New Mutuals in Housing – the Rochdale story Mutuals Forum 4 November 2010 Gareth Swarbrick
Social housing – some facts and figures 3.8m social rented properties nationally 1.9m of which Council owned Over 1m Council homes managed by Arms Length Management Organisations Public sector borrowing rules - over 200 stock transfers since 1989 Various mutual housing models - Community Gateway, Community Mutual, Tenant Management Co-ops, etc
RBH – who we are Set up in 2002 Arms Length Management Organisation 13,800 properties 620 employees Turnover - £32m Capital investment programme - £9m
Concentrations of acute deprivation Employment market restructuring Skills and Work Income Health Impact of public sector cuts Rochdale – the challenges
No funding for social housing development Affordable rent? Security of tenure Rent policy for existing stock Welfare benefit reform Coalition Government – emerging policies
What this means for RBH A need for: Greater freedom and flexibility Creativity Resilience A need to: Generate additional investment Reshape what we do and how Engage our employees and customers in this
Our Future Options Review • Investment & Involvement Commission – tenants, councillors, RBH Board members • Independent Chair – Professor Ian Cole • Assessment criteria • Revenue sustainability • Investment in homes and neighbourhoods • Role of biggest social landlord in borough • Customer (tenant) involvement in decision-making
The options • Remain within public borrowing limits Go back to Council Stay as ALMO • Outside of public borrowing limits Traditional stock transfer Hybrid ALMO/stock transfer model • Something new?
Finding a new model – the starting-point • People • The community served by RBH • Those who work for RBH
Rochdale people – what do they need? • Secure and decent home to live in • Access to warmth and essential services • A safe environment • Ability to look after their own health and well-being • Opportunity to learn and be trained • Jobs and work • Tenants need these things, so do staff, 85% of whom live locally
Rochdale people – willing to take more responsibility • Tenants • 81% satisfied with service but only 58% satisfied with opportunities to participate in decision-making • Employees • 86% satisfied with RBH as employer but other survey results show a desire to take more responsibility • Can mutuality be a catalyst for: • Increasing active participation from customers and employees? • Thereby meeting our wider challenges?

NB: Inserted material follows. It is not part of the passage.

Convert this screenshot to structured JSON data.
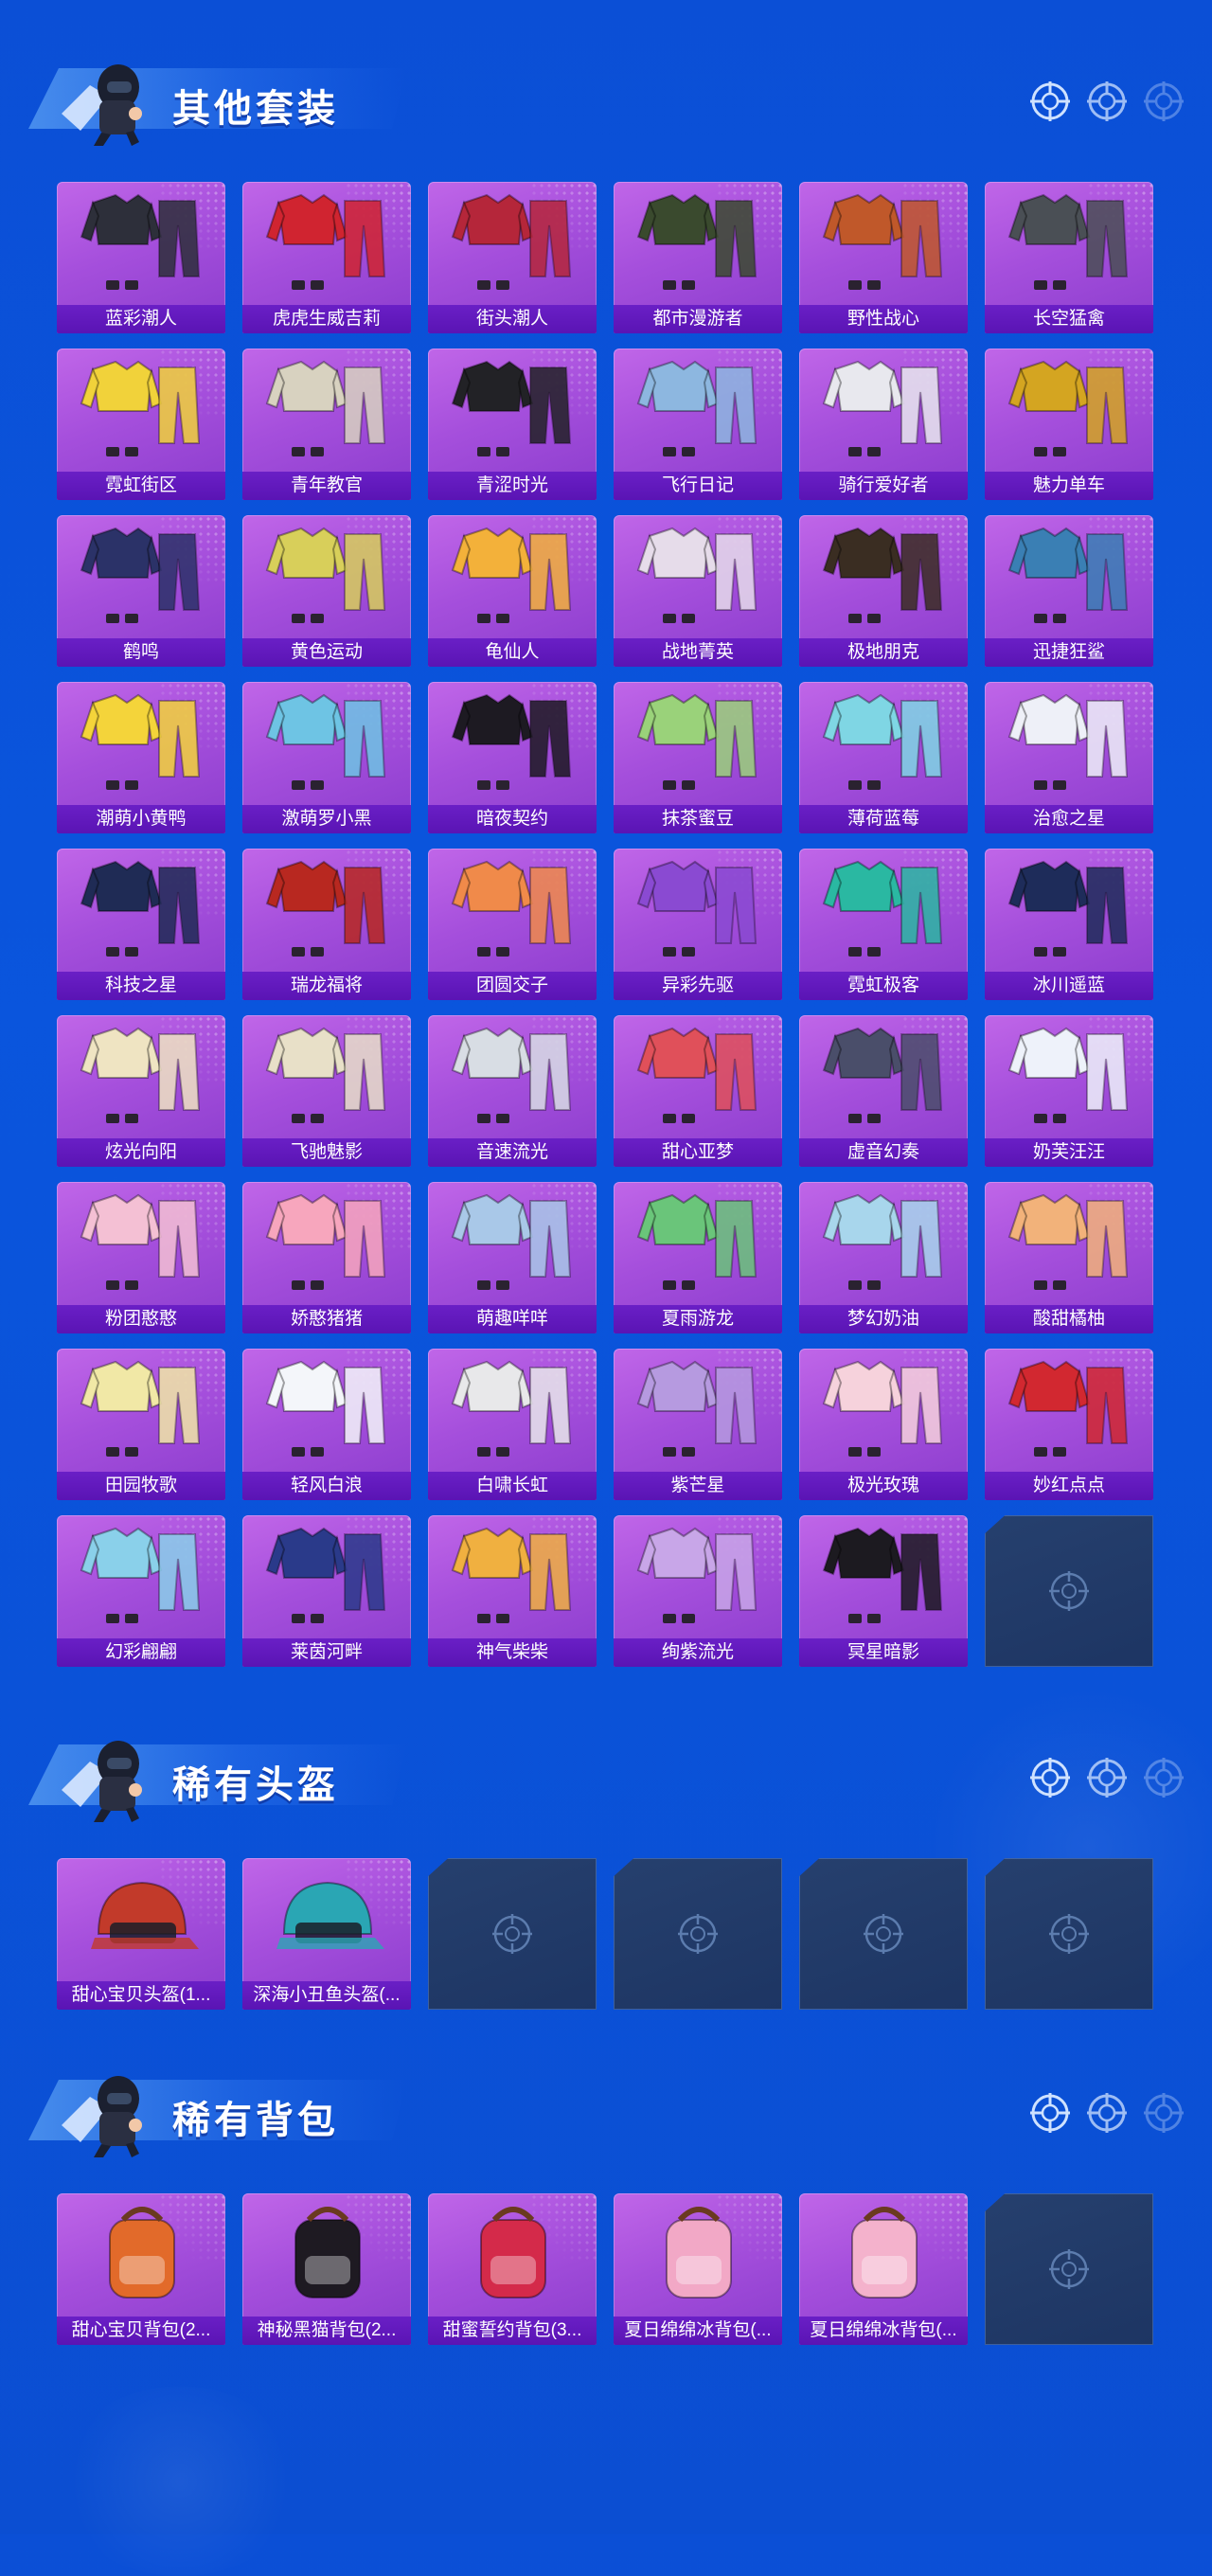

Our Vision ‘A unique and ground breaking model for the social housing sector, enabling us to reshape what we do, how we do it, and to generate additional investment in our homes and communities’
Our Vision Co-ownership - tenants and employees as members Culture change Co-production - shared priorities - working together
What this could mean for Rochdale • A new type of mutual housing stock transfer • Rooted in Rochdale • Flexibility • Efficiency • Local economic benefits • Opportunities • Energy • Financial Services • Ageing population • Training and employment
Energy Sustainability Can the mutual housing body become an energy services provider? Generation and supply of heat and power Provision of services Insulation Retrofit Smart metering Micro-renewables Education / behaviour change
Financial Services Opportunity to provide a range of financial services to customers Directly: Professional money advice Education – financial capability Either directly or in partnership Savings accounts Personal loans Microcredit for SMEs Access to basic bank accounts
The Ageing Population Reconfiguring elderly persons accommodation to meet future need and demand – deliver Council’s Elderly Persons Housing Strategy Membership structure provides basis for adopting the Circle approach On demand help for independent living Volunteer neighbourhood helpers Social network for teaching, learning and sharing Employment opportunities Reduced burden on public services
Training and Employment Local employment Apprenticeships Traineeships Local procurement – supply chains Training Academy - Centre of Excellence Confidence building Capacity building Up-skilling Support into work Opportunities with local partners, contractors and suppliers
What does this mean for Government? An exemplar Big Society housing project Public sector reform Community empowerment Philanthropic action A model that is scaleable - the basis for a chain of mutual providers A model that is localist A model that will deliver But it is a model which challenges the housing orthodoxy
Our next steps Investment and Involvement Commission final report – November Further meeting with CLG on 18 November Council Cabinet decision – December/January Detailed programme plan Work with CLG, HCA, tenants and employees to take forward Go live – April 2012?